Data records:
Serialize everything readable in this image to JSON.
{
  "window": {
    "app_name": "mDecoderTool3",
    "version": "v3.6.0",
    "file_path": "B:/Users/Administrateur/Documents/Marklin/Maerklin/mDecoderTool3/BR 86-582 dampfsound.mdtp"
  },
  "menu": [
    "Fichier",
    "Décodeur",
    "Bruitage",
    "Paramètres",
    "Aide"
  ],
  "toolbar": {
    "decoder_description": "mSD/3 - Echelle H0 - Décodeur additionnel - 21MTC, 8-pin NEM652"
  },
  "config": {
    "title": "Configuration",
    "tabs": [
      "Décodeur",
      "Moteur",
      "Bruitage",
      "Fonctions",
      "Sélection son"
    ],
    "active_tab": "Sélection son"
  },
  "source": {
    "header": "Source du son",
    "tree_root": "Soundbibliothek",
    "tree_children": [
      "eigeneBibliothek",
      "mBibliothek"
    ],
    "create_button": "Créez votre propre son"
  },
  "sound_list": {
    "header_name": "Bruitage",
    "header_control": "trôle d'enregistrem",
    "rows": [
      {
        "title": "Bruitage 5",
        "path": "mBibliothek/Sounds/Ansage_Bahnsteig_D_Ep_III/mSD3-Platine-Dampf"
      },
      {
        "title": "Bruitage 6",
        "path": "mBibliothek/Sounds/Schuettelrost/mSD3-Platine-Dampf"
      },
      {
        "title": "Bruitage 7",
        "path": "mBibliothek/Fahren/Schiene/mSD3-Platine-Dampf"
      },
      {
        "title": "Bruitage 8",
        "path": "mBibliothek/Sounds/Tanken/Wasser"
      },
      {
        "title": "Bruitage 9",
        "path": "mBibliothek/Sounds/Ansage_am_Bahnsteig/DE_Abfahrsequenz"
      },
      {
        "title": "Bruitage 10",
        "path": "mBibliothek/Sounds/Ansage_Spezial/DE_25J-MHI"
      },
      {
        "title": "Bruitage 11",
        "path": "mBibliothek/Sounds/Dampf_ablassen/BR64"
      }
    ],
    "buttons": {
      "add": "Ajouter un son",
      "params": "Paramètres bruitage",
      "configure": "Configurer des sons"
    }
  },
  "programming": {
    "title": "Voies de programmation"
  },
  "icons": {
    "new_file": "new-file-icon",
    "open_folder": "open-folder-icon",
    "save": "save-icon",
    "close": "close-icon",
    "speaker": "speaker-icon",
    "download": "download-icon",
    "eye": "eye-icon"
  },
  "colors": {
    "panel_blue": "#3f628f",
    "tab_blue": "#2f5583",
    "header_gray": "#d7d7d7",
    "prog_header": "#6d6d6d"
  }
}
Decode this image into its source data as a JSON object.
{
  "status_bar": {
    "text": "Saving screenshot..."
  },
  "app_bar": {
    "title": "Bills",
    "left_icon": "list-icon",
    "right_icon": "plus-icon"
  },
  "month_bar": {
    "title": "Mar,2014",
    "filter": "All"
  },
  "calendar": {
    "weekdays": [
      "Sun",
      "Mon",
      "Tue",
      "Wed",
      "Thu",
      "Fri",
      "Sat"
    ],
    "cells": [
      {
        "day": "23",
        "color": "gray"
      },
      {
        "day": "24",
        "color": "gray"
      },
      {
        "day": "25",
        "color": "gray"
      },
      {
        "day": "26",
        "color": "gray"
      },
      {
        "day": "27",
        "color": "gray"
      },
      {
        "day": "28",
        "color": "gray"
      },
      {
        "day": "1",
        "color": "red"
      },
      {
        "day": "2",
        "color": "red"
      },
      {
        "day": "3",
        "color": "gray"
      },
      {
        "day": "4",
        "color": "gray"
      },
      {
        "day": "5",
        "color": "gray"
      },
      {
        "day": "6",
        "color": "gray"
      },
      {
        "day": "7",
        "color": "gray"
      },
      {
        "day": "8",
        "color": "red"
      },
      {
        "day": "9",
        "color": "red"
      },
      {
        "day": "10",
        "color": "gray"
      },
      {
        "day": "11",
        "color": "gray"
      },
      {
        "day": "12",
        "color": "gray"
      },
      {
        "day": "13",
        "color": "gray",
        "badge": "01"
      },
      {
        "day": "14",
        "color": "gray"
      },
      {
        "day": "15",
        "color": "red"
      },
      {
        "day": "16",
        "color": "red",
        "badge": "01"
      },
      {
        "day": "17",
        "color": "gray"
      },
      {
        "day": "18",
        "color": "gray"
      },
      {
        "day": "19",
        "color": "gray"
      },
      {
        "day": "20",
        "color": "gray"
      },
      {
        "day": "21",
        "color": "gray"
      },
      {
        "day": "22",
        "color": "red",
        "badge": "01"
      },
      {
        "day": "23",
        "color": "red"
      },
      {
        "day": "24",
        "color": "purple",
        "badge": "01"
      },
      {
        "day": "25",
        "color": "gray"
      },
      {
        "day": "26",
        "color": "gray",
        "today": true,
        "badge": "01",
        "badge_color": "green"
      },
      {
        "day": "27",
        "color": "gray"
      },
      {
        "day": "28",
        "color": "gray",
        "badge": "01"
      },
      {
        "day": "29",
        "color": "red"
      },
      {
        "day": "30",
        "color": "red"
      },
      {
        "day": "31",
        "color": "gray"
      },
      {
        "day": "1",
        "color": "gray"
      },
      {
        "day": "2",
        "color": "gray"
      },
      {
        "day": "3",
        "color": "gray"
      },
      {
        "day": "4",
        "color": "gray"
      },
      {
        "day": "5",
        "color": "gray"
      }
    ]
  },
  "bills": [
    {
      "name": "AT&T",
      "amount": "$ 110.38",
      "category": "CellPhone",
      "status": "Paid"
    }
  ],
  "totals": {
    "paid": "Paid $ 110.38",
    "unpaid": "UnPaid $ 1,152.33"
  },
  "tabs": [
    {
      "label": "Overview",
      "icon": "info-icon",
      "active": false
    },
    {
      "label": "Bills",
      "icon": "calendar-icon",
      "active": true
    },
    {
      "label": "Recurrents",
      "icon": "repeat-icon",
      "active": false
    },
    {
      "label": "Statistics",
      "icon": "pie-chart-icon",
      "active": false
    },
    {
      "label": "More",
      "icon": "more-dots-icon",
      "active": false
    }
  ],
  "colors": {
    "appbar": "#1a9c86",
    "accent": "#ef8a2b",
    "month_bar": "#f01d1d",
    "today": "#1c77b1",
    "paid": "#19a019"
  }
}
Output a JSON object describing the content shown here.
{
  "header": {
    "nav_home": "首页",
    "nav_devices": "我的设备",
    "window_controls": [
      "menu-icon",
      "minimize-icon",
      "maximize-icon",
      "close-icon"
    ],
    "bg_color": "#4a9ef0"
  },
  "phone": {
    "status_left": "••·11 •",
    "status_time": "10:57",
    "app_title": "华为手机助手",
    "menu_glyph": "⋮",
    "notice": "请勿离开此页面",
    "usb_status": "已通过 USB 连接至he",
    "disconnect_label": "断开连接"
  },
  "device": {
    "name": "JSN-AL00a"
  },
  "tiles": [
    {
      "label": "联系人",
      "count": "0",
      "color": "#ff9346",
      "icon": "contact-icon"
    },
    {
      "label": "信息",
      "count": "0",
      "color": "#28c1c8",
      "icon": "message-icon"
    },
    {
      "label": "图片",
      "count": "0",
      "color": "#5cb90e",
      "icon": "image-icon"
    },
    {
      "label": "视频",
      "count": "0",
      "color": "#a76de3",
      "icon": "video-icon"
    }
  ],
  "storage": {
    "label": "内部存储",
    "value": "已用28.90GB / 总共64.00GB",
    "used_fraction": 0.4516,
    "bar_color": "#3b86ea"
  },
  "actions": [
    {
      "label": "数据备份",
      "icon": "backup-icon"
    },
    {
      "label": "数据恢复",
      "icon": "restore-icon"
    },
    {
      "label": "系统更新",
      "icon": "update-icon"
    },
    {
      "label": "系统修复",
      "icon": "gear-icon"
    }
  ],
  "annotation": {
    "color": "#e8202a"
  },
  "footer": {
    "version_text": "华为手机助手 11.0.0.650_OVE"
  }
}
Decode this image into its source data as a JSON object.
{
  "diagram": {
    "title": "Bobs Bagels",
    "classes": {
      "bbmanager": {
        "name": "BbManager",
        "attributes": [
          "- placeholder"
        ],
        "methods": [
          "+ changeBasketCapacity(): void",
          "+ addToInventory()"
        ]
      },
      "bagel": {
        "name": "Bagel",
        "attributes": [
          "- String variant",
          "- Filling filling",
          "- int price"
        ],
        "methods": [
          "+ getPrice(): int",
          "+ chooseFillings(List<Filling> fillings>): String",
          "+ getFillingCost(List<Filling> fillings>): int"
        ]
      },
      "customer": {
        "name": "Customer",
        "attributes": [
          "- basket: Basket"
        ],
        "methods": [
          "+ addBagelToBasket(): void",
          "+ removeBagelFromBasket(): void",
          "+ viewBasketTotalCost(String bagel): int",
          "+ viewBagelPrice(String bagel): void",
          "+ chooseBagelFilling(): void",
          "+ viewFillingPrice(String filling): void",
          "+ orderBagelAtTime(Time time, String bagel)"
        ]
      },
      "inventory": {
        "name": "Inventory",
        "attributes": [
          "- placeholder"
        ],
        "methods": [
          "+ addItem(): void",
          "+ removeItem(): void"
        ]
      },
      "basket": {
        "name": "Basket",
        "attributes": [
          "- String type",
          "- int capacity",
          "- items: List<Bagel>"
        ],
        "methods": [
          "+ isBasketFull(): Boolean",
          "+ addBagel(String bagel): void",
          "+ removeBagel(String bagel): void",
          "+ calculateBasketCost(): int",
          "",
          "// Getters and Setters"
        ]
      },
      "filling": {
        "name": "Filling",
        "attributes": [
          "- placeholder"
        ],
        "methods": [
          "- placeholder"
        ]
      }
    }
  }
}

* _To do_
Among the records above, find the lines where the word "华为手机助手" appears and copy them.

* _Result_
    "app_title": "华为手机助手",
    "version_text": "华为手机助手 11.0.0.650_OVE"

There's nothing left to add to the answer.